It might sound strange, but oysters can be gardened! Oyster larvae are free swimming in the water and require a hard substrate to attach to in order to grow and survive. Once the larvae find a hard surface, which can be existing oyster shells, rocks, wood, or even the bottom of a boat, the larvae will cement itself to that surface. When this happens, the oyster larvae enter the juvenile stage of life and are then referred to as spat. As the spat begins to grow, it creates its own shell on the surface it settled itself onto. The spat will eventually develop into an adult oyster, which will remain on this hard surface for the remainder of its life.

Given the importance of finding a suitable hard surface to ensure a complete oyster lifecycle, the Galveston Bay Foundation’s (GBF) oyster gardening initiative has worked since 2012 to foster relationships in bayfront communities to “garden” oysters. Waterfront homeowners in communities within Galveston Bay volunteer as oyster gardeners and suspend mesh bags, stringers, or cages containing recycled oyster shells (“oyster gardens”) from their piers, docks, or bulkheads to recruit oyster larvae. The oyster gardens are submerged in the bay during the spawning season, approximately May through November. Volunteers monitor and care for the oyster gardens throughout the summer and early fall to promote successful growth of spat recruited on the recycled shell.

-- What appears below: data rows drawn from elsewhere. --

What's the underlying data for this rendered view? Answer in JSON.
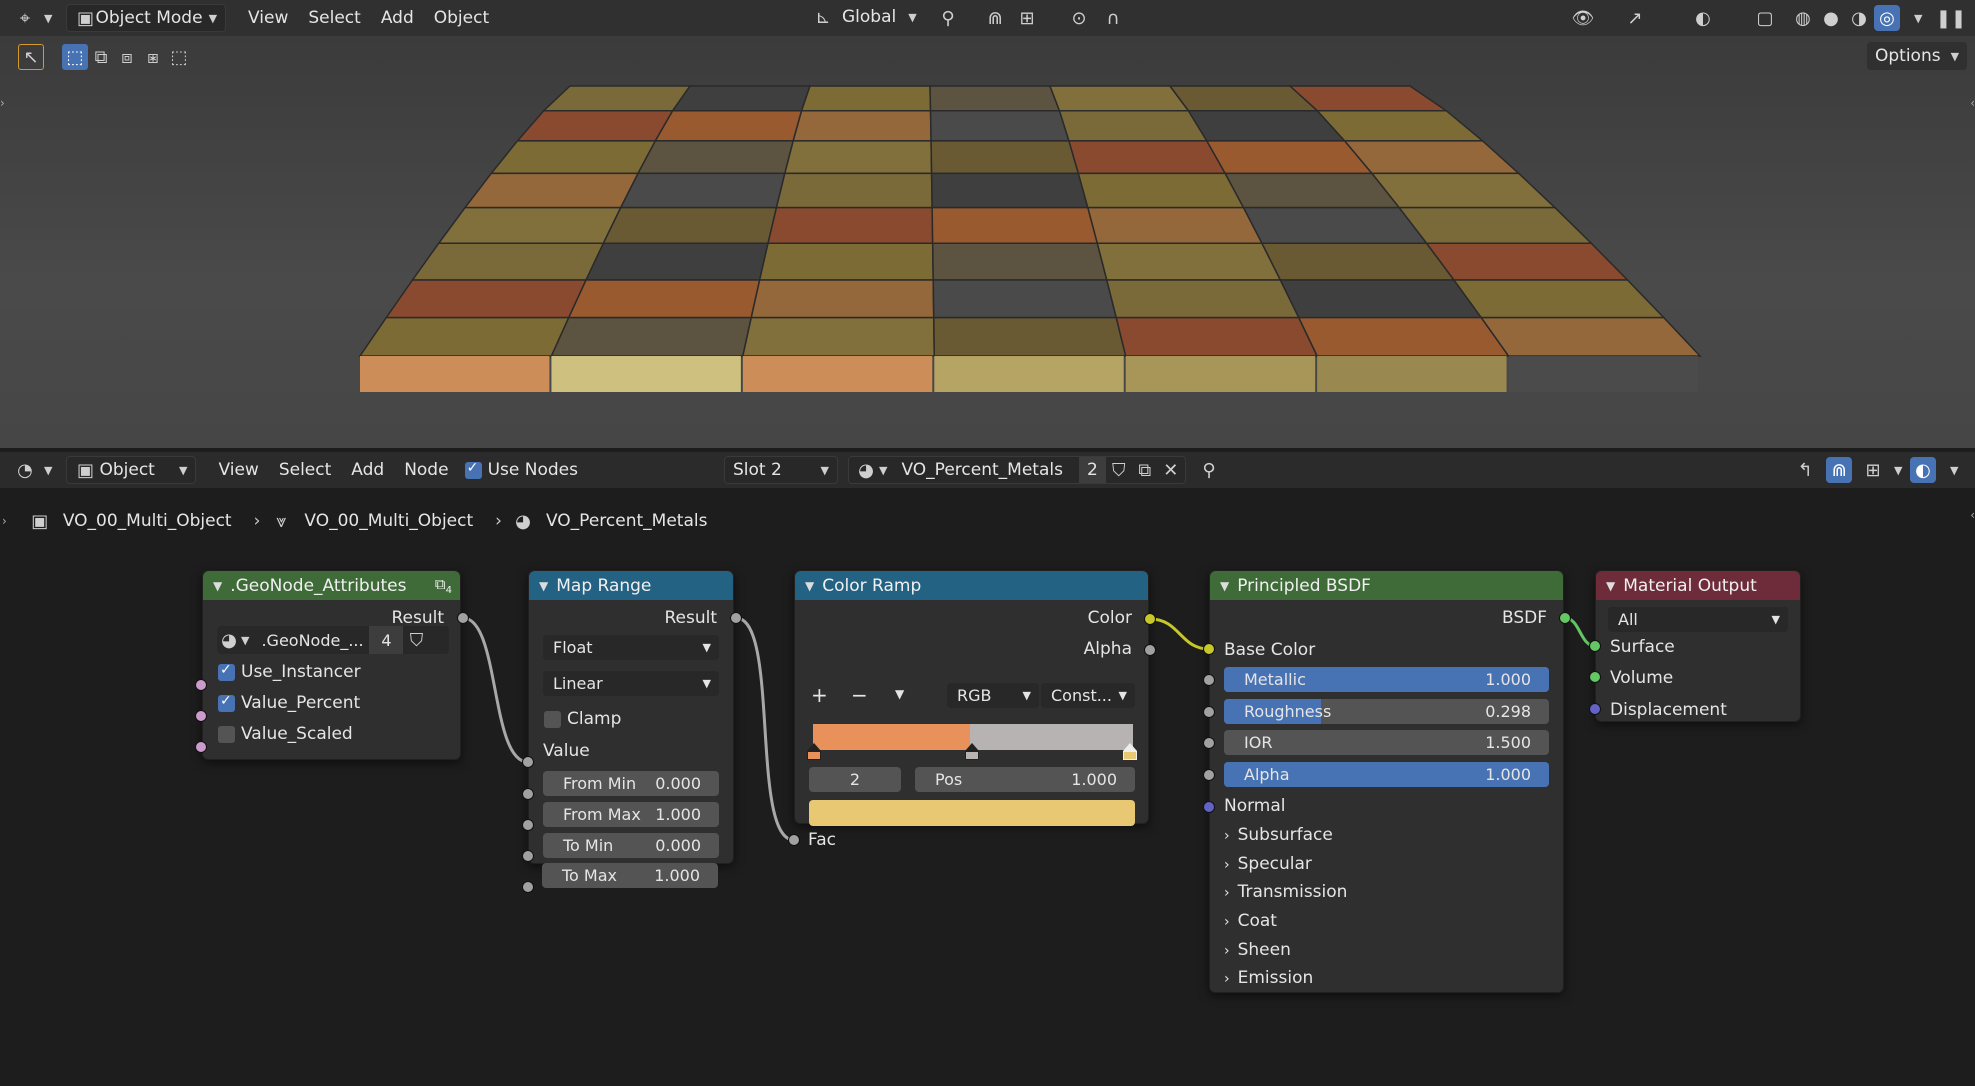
{
  "viewport_header": {
    "mode": "Object Mode",
    "menus": [
      "View",
      "Select",
      "Add",
      "Object"
    ],
    "transform_orientation": "Global",
    "options_label": "Options"
  },
  "node_header": {
    "editor_type": "Object",
    "menus": [
      "View",
      "Select",
      "Add",
      "Node"
    ],
    "use_nodes_label": "Use Nodes",
    "use_nodes_checked": true,
    "slot": "Slot 2",
    "material_name": "VO_Percent_Metals",
    "user_count": "2"
  },
  "breadcrumb": [
    "VO_00_Multi_Object",
    "VO_00_Multi_Object",
    "VO_Percent_Metals"
  ],
  "nodes": {
    "attributes": {
      "title": ".GeoNode_Attributes",
      "badge": "4",
      "output": "Result",
      "datablock": ".GeoNode_...",
      "datablock_count": "4",
      "items": [
        {
          "label": "Use_Instancer",
          "checked": true
        },
        {
          "label": "Value_Percent",
          "checked": true
        },
        {
          "label": "Value_Scaled",
          "checked": false
        }
      ],
      "header_color": "#3e6b38"
    },
    "map_range": {
      "title": "Map Range",
      "output": "Result",
      "data_type": "Float",
      "interpolation": "Linear",
      "clamp_label": "Clamp",
      "clamp_checked": false,
      "value_label": "Value",
      "fields": [
        {
          "name": "From Min",
          "value": "0.000"
        },
        {
          "name": "From Max",
          "value": "1.000"
        },
        {
          "name": "To Min",
          "value": "0.000"
        },
        {
          "name": "To Max",
          "value": "1.000"
        }
      ],
      "header_color": "#246283"
    },
    "color_ramp": {
      "title": "Color Ramp",
      "outputs": [
        "Color",
        "Alpha"
      ],
      "color_mode": "RGB",
      "interpolation": "Const...",
      "stop_index": "2",
      "pos_label": "Pos",
      "pos_value": "1.000",
      "input": "Fac",
      "stops": [
        "#e8915a",
        "#b7b3b3",
        "#e9c873"
      ],
      "active_color": "#e9c873",
      "header_color": "#246283"
    },
    "principled": {
      "title": "Principled BSDF",
      "output": "BSDF",
      "base_color_label": "Base Color",
      "fields": [
        {
          "name": "Metallic",
          "value": "1.000",
          "fill": 1.0
        },
        {
          "name": "Roughness",
          "value": "0.298",
          "fill": 0.298
        },
        {
          "name": "IOR",
          "value": "1.500",
          "fill": 0.0
        },
        {
          "name": "Alpha",
          "value": "1.000",
          "fill": 1.0
        }
      ],
      "normal_label": "Normal",
      "panels": [
        "Subsurface",
        "Specular",
        "Transmission",
        "Coat",
        "Sheen",
        "Emission"
      ],
      "header_color": "#3e6b38"
    },
    "output": {
      "title": "Material Output",
      "target": "All",
      "inputs": [
        "Surface",
        "Volume",
        "Displacement"
      ],
      "header_color": "#6e2b3a"
    }
  }
}
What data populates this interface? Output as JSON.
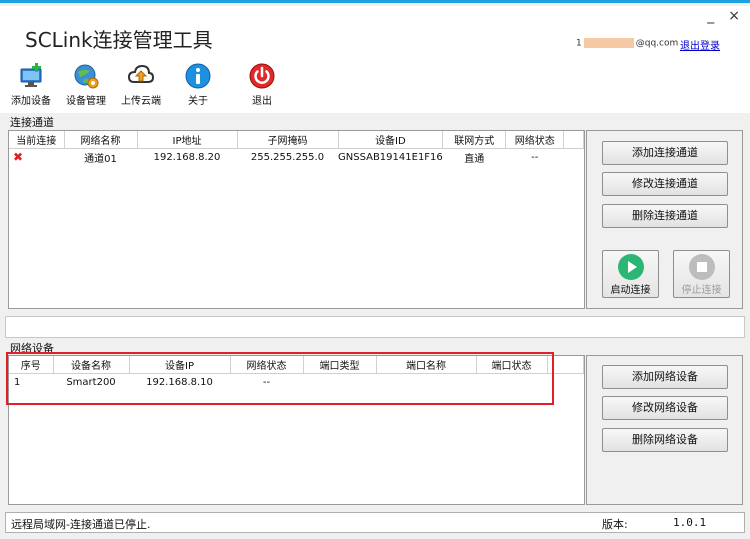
{
  "app": {
    "title": "SCLink连接管理工具",
    "minimize": "_",
    "close": "×",
    "user_email_prefix": "1",
    "user_email_suffix": "@qq.com",
    "logout": "退出登录"
  },
  "toolbar": {
    "items": [
      {
        "label": "添加设备",
        "icon": "add-device-icon"
      },
      {
        "label": "设备管理",
        "icon": "device-manage-icon"
      },
      {
        "label": "上传云端",
        "icon": "cloud-upload-icon"
      },
      {
        "label": "关于",
        "icon": "info-icon"
      },
      {
        "label": "退出",
        "icon": "power-icon"
      }
    ]
  },
  "connections": {
    "section_label": "连接通道",
    "columns": [
      "当前连接",
      "网络名称",
      "IP地址",
      "子网掩码",
      "设备ID",
      "联网方式",
      "网络状态"
    ],
    "rows": [
      {
        "current": "✖",
        "name": "通道01",
        "ip": "192.168.8.20",
        "mask": "255.255.255.0",
        "device_id": "GNSSAB19141E1F16",
        "mode": "直通",
        "status": "--"
      }
    ],
    "buttons": {
      "add": "添加连接通道",
      "edit": "修改连接通道",
      "delete": "删除连接通道",
      "start": "启动连接",
      "stop": "停止连接"
    }
  },
  "devices": {
    "section_label": "网络设备",
    "columns": [
      "序号",
      "设备名称",
      "设备IP",
      "网络状态",
      "端口类型",
      "端口名称",
      "端口状态"
    ],
    "rows": [
      {
        "index": "1",
        "name": "Smart200",
        "ip": "192.168.8.10",
        "status": "--",
        "port_type": "",
        "port_name": "",
        "port_status": ""
      }
    ],
    "buttons": {
      "add": "添加网络设备",
      "edit": "修改网络设备",
      "delete": "删除网络设备"
    }
  },
  "status": {
    "message": "远程局域网-连接通道已停止.",
    "version_label": "版本:",
    "version": "1.0.1"
  },
  "colors": {
    "accent": "#1ba1e2",
    "highlight": "#e0202a",
    "error_x": "#e02020",
    "start_green": "#2bb673",
    "power_red": "#e02a2a"
  }
}
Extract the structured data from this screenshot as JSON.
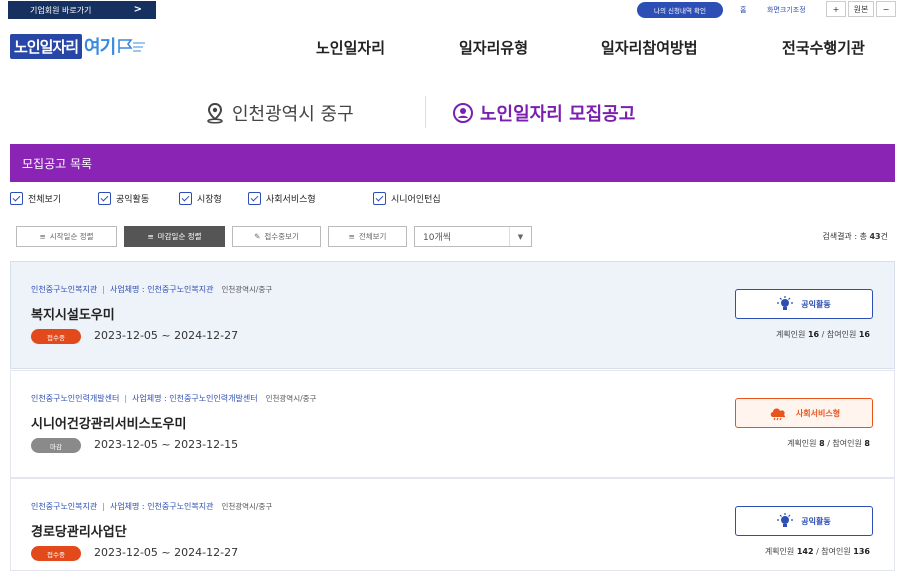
{
  "utility": {
    "corp_link": "기업회원 바로가기",
    "apply_history": "나의 신청내역 확인",
    "home": "홈",
    "zoom_label": "화면크기조정",
    "zoom_in": "+",
    "zoom_reset": "원본",
    "zoom_out": "−"
  },
  "header": {
    "logo_text_a": "노인일자리",
    "logo_text_b": "여기",
    "nav": [
      "노인일자리",
      "일자리유형",
      "일자리참여방법",
      "전국수행기관"
    ]
  },
  "title_row": {
    "region": "인천광역시 중구",
    "page_title": "노인일자리 모집공고"
  },
  "list": {
    "header": "모집공고 목록",
    "filters": [
      "전체보기",
      "공익활동",
      "시장형",
      "사회서비스형",
      "시니어인턴십"
    ],
    "sort_buttons": [
      "시작일순 정렬",
      "마감일순 정렬",
      "접수중보기",
      "전체보기"
    ],
    "page_size": "10개씩",
    "result_prefix": "검색결과 : 총",
    "result_count": "43",
    "result_suffix": "건"
  },
  "colors": {
    "brand_purple": "#8a24b5",
    "title_purple": "#7b1fb0",
    "brand_blue": "#2d4eb4",
    "status_open": "#e24a1c",
    "status_closed": "#8a8a8a",
    "public_badge": "#2d4eb4",
    "social_badge": "#e8541c"
  },
  "postings": [
    {
      "org": "인천중구노인복지관",
      "biz_prefix": "사업체명 :",
      "biz_name": "인천중구노인복지관",
      "location": "인천광역시/중구",
      "title": "복지시설도우미",
      "status": "접수중",
      "dates": "2023-12-05 ~ 2024-12-27",
      "type": "공익활동",
      "plan_label": "계획인원",
      "plan": "16",
      "part_label": "/ 참여인원",
      "participants": "16"
    },
    {
      "org": "인천중구노인인력개발센터",
      "biz_prefix": "사업체명 :",
      "biz_name": "인천중구노인인력개발센터",
      "location": "인천광역시/중구",
      "title": "시니어건강관리서비스도우미",
      "status": "마감",
      "dates": "2023-12-05 ~ 2023-12-15",
      "type": "사회서비스형",
      "plan_label": "계획인원",
      "plan": "8",
      "part_label": "/ 참여인원",
      "participants": "8"
    },
    {
      "org": "인천중구노인복지관",
      "biz_prefix": "사업체명 :",
      "biz_name": "인천중구노인복지관",
      "location": "인천광역시/중구",
      "title": "경로당관리사업단",
      "status": "접수중",
      "dates": "2023-12-05 ~ 2024-12-27",
      "type": "공익활동",
      "plan_label": "계획인원",
      "plan": "142",
      "part_label": "/ 참여인원",
      "participants": "136"
    }
  ]
}
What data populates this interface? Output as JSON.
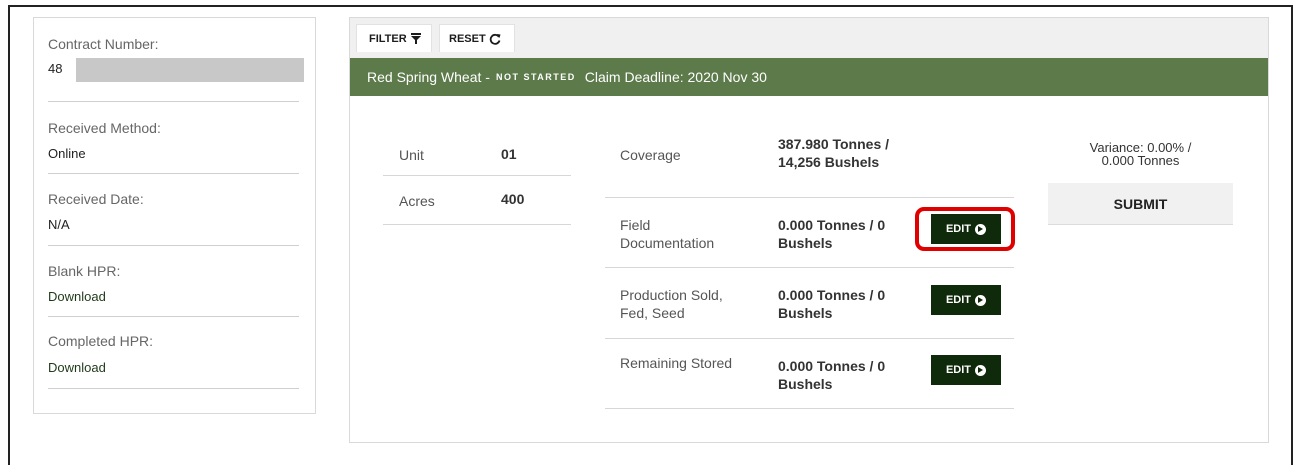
{
  "contract": {
    "number_label": "Contract Number:",
    "number_value": "48",
    "received_method_label": "Received Method:",
    "received_method_value": "Online",
    "received_date_label": "Received Date:",
    "received_date_value": "N/A",
    "blank_hpr_label": "Blank HPR:",
    "blank_hpr_link": "Download",
    "completed_hpr_label": "Completed HPR:",
    "completed_hpr_link": "Download"
  },
  "toolbar": {
    "filter_label": "FILTER",
    "reset_label": "RESET"
  },
  "crop": {
    "name": "Red Spring Wheat -",
    "status": "NOT STARTED",
    "deadline": "Claim Deadline: 2020 Nov 30"
  },
  "unit": {
    "unit_label": "Unit",
    "unit_value": "01",
    "acres_label": "Acres",
    "acres_value": "400"
  },
  "rows": [
    {
      "label_line1": "Coverage",
      "label_line2": "",
      "value_line1": "387.980 Tonnes /",
      "value_line2": "14,256 Bushels"
    },
    {
      "label_line1": "Field",
      "label_line2": "Documentation",
      "value_line1": "0.000 Tonnes / 0",
      "value_line2": "Bushels",
      "button": "EDIT"
    },
    {
      "label_line1": "Production Sold,",
      "label_line2": "Fed, Seed",
      "value_line1": "0.000 Tonnes / 0",
      "value_line2": "Bushels",
      "button": "EDIT"
    },
    {
      "label_line1": "Remaining Stored",
      "label_line2": "",
      "value_line1": "0.000 Tonnes / 0",
      "value_line2": "Bushels",
      "button": "EDIT"
    }
  ],
  "variance": {
    "line1": "Variance: 0.00% /",
    "line2": "0.000 Tonnes"
  },
  "submit_label": "SUBMIT",
  "colors": {
    "crop_bar": "#5d7a4a",
    "edit_button": "#0f2a0a",
    "highlight": "#e00000"
  }
}
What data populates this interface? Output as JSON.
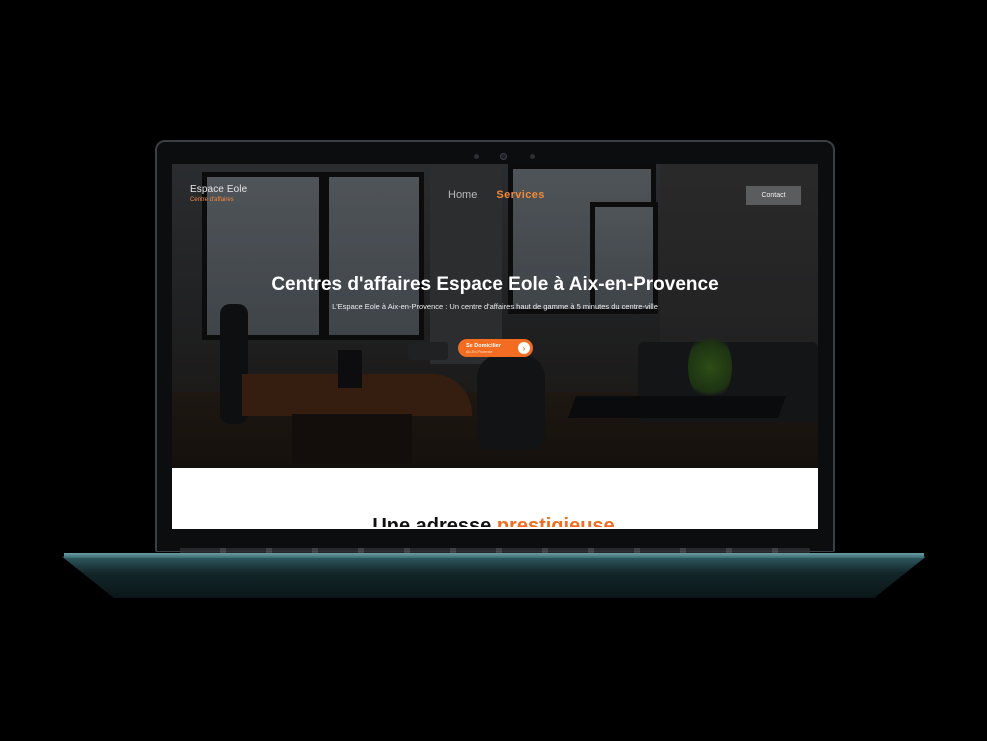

In the fall, GBF staff collect the oyster gardens from the volunteers and spread the shells and new oysters on nearby restoration reefs to enhance the local oyster population and continue their important water filtration work. Did you know that one oyster can filter 50 gallons of water per day?! Volunteers not only learn about the lifecycle of the Eastern oyster and the importance of oyster reefs in the Galveston Bay ecosystem, but they are also exposed to a variety of marine life, such as fish, shrimp, crabs, mussels, and barnacles, that find shelter in the oyster gardens. Furthermore, oyster gardening volunteers can participate in citizen science through GBF’s oyster recruitment studies.

If you have access to waterfront property located on Galveston Bay and are interested in participating, please consider becoming an oyster gardener with Galveston Bay Foundation! Sign up to become involved here or learn more via the Galveston Bay Foundation website.